#### [Problem details]
Nothing but an exact repetition of the entries should appear in the answer.

#### [Data excerpts]
------------
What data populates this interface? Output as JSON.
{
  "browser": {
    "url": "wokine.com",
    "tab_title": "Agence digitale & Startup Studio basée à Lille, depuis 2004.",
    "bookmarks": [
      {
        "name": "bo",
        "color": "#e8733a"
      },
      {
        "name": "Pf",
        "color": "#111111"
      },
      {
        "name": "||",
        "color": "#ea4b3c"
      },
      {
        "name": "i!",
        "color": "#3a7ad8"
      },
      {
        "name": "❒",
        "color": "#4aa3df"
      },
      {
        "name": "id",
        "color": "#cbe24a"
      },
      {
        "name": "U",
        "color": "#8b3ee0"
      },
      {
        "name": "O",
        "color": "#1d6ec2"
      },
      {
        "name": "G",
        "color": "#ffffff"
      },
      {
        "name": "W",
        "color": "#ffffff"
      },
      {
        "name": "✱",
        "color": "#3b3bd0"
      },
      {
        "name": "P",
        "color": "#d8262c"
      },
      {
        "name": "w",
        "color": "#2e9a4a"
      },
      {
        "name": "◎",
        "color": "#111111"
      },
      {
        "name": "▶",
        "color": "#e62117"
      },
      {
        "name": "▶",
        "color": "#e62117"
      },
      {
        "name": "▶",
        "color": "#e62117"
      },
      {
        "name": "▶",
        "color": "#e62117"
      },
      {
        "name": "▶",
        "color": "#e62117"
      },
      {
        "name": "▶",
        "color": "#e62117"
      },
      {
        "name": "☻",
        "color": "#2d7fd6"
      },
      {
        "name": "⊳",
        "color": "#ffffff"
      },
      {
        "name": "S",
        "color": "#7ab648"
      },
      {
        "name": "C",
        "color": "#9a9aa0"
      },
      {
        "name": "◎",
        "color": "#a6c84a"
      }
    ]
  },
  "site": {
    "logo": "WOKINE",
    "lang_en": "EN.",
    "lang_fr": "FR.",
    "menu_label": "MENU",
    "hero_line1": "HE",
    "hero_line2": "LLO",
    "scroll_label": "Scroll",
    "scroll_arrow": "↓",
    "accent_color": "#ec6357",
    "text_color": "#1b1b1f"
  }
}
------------
#### [Your solution]
What data populates this interface? Output as JSON.
{
  "browser": {
    "url": "wokine.com",
    "tab_title": "Agence digitale & Startup Studio basée à Lille, depuis 2004.",
    "bookmarks": [
      {
        "name": "bo",
        "color": "#e8733a"
      },
      {
        "name": "Pf",
        "color": "#111111"
      },
      {
        "name": "||",
        "color": "#ea4b3c"
      },
      {
        "name": "i!",
        "color": "#3a7ad8"
      },
      {
        "name": "❒",
        "color": "#4aa3df"
      },
      {
        "name": "id",
        "color": "#cbe24a"
      },
      {
        "name": "U",
        "color": "#8b3ee0"
      },
      {
        "name": "O",
        "color": "#1d6ec2"
      },
      {
        "name": "G",
        "color": "#ffffff"
      },
      {
        "name": "W",
        "color": "#ffffff"
      },
      {
        "name": "✱",
        "color": "#3b3bd0"
      },
      {
        "name": "P",
        "color": "#d8262c"
      },
      {
        "name": "w",
        "color": "#2e9a4a"
      },
      {
        "name": "◎",
        "color": "#111111"
      },
      {
        "name": "▶",
        "color": "#e62117"
      },
      {
        "name": "▶",
        "color": "#e62117"
      },
      {
        "name": "▶",
        "color": "#e62117"
      },
      {
        "name": "▶",
        "color": "#e62117"
      },
      {
        "name": "▶",
        "color": "#e62117"
      },
      {
        "name": "▶",
        "color": "#e62117"
      },
      {
        "name": "☻",
        "color": "#2d7fd6"
      },
      {
        "name": "⊳",
        "color": "#ffffff"
      },
      {
        "name": "S",
        "color": "#7ab648"
      },
      {
        "name": "C",
        "color": "#9a9aa0"
      },
      {
        "name": "◎",
        "color": "#a6c84a"
      }
    ]
  },
  "site": {
    "logo": "WOKINE",
    "lang_en": "EN.",
    "lang_fr": "FR.",
    "menu_label": "MENU",
    "hero_line1": "HE",
    "hero_line2": "LLO",
    "scroll_label": "Scroll",
    "scroll_arrow": "↓",
    "accent_color": "#ec6357",
    "text_color": "#1b1b1f"
  }
}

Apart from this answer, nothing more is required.